...now I have to admit, that Shazam! Car is really, really cool--but hardly necessary! Captain Marvel can fly!! Corgi could have repurposed Superman's Rock'Em Sock'Em Spaceship into an Aquaman Jet Ski with just a few tweaks. Harrumph, I say.

Even DC themselves got into the act sometimes, pushing Aquaman aside in favor of their big TV star:
And of course, all this Shazam! stuff left a deep impression on kids of the 70s, some of whom grew up to become comic book pros themselves--guys like Paul Dini and Alex Ross, who produced that series of superb, treasury-sized books starring Superman, Batman, Wonder Woman...and Shazam!

To think, if only things had worked out differently, we might have gotten this:
...I would've bought 100 copies of this. Easy. *sigh*

Now, I realize, I need to be realistic about this. As I've said here before, being Aquaman fan means having to manage expectations, because so frequently hopes are dashed (I guess its like being a Cubs fan).

Even if he had been available, a live-action Aquaman TV show would have been far beyond, budget-wise, what any production company could've managed. So I realize we really never could've had this:
But sometimes I really wonder why, so frequently, Aquaman just misses that brass ring of success.

But since I want to end this angry screed on an up-note, I guess I could say, hey, I'm lucky that H-B tapped Aquaman to be in the Super Friends, otherwise the show might have looked like this:
Holy Moley!

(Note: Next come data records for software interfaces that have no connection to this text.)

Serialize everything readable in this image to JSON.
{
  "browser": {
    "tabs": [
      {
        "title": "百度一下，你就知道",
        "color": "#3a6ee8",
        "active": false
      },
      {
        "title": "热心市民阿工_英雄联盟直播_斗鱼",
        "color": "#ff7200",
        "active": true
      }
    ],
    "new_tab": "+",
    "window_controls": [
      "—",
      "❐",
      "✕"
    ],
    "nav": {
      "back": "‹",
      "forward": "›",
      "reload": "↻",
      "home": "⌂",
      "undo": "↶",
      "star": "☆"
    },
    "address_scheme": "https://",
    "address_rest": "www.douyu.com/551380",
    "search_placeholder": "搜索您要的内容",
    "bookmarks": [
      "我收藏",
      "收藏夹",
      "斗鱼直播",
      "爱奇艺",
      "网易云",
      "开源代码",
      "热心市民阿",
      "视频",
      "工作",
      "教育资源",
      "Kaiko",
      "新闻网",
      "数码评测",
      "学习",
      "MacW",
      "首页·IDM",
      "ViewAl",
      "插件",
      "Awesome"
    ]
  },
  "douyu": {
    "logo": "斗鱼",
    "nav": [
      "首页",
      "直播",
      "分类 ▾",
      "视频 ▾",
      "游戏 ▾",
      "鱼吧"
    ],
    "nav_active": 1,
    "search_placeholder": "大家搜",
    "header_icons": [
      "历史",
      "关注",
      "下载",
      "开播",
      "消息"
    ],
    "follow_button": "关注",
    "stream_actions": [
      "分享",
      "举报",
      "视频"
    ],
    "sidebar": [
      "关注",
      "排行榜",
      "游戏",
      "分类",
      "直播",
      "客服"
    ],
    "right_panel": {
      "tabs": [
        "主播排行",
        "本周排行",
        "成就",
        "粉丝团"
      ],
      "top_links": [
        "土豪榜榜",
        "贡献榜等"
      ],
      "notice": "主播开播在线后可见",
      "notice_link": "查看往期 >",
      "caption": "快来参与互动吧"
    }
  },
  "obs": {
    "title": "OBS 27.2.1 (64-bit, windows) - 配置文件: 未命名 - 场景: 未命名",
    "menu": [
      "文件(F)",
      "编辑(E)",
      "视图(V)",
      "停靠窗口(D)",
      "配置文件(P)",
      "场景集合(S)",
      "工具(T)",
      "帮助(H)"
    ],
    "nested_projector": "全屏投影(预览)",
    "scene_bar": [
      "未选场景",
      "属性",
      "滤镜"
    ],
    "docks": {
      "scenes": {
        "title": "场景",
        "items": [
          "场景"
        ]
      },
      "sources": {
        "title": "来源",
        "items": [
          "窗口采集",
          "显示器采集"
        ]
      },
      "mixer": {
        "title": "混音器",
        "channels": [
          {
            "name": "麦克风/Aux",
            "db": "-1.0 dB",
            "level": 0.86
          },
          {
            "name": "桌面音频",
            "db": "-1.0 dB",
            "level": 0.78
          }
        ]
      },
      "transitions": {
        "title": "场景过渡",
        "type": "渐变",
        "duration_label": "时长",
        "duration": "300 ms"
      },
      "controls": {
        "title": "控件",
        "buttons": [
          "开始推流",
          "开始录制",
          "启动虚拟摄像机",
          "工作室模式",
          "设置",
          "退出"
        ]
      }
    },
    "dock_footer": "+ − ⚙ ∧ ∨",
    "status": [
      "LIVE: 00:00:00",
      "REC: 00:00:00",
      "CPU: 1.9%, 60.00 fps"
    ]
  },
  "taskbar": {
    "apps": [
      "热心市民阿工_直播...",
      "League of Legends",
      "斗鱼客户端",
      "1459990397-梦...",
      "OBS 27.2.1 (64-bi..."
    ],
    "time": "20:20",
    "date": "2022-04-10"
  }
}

(Post Script: In my research for this piece, I had to scour every ad for DC superhero merchandise I could find. And in one instance, Aquaman and Shazam! had the right to both be mad:
...a Green Arrow patch? And a Silver Age Green Arrow, at that? The mind reels...)

Sunday, October 19, 2008

Adventure Comics #455 - Feb. 1978

sgComics Weekend The last chapter of Aqualad in his solo feature in Adventure Comics!

Like last issue, the Aqualad is strip by by Paul Kupperberg, Carl Potts, and Dick Giordano (who took over for Joe Rubenstein, who inked the first chapter).

Last issue ended with Aqualad talking to what he thought was just a crazy old man, but who turned out to be an important key to learning what really happened to Aqualad's parents. The old man revealed it was he who killed the Idyllists' king, Thar, who looked just like Garth!

Aqualad then returned to the Hidden Valley of the Idyllists, enraged, and threatened to do the same thing to the Idyllists that they did to his father:
As Aqualad swims off, he notices all the fish in the area are dead!

Thinking its more of the radioactive waste that "the surface dwellers are famous for dumping down here", he checks out the area.

Noticing something behind a boulder in front of a nearby cave, he is shocked--literally--when he touches it. Then the boulder explodes!

Luckily Aqualad is only stunned, and he continues into the cave, seeing something he did not expect:

The robot then turns its sights on Aqualad when it notices him, trying to blast him with its laser. He manages to disarm it, so the robot tries a more direct approach, grabbing Aqualad's throat and squeezing the life out of him!

He manages to grab the robot's laser, shooting it from below, destroying it.

The destruction of the robot sets off a prerecorded message from the computer, telling the history it was there to safeguard!

Turns out many years ago, the Idyllists were ruled by King Thar and his queen, Berra. It was a peaceful place, until one day Thar proposed that they could strike out of their tiny valley and conquer other peoples.

The peace-loving Idyllists were horrified at their king, so they plotted against him:
Aqualad now understands why the Idyllists were so reluctant to tell him the truth, and that it doesn't really matter where he came from...it matters who he is now.

He resolves to rejoin his friend and mentor, Aquaman...

A great little strip, accomplishing a lot (i.e., not making Aqualad such a whiny jerk anymore) in a mere eighteen pages, spread out over three segments. The art by Potts and Giordano was top-notch, and not too long after this, our pal Paul Kupperberg would move from writing Aqualad and Mera back-ups to the big man himself, Aquaman!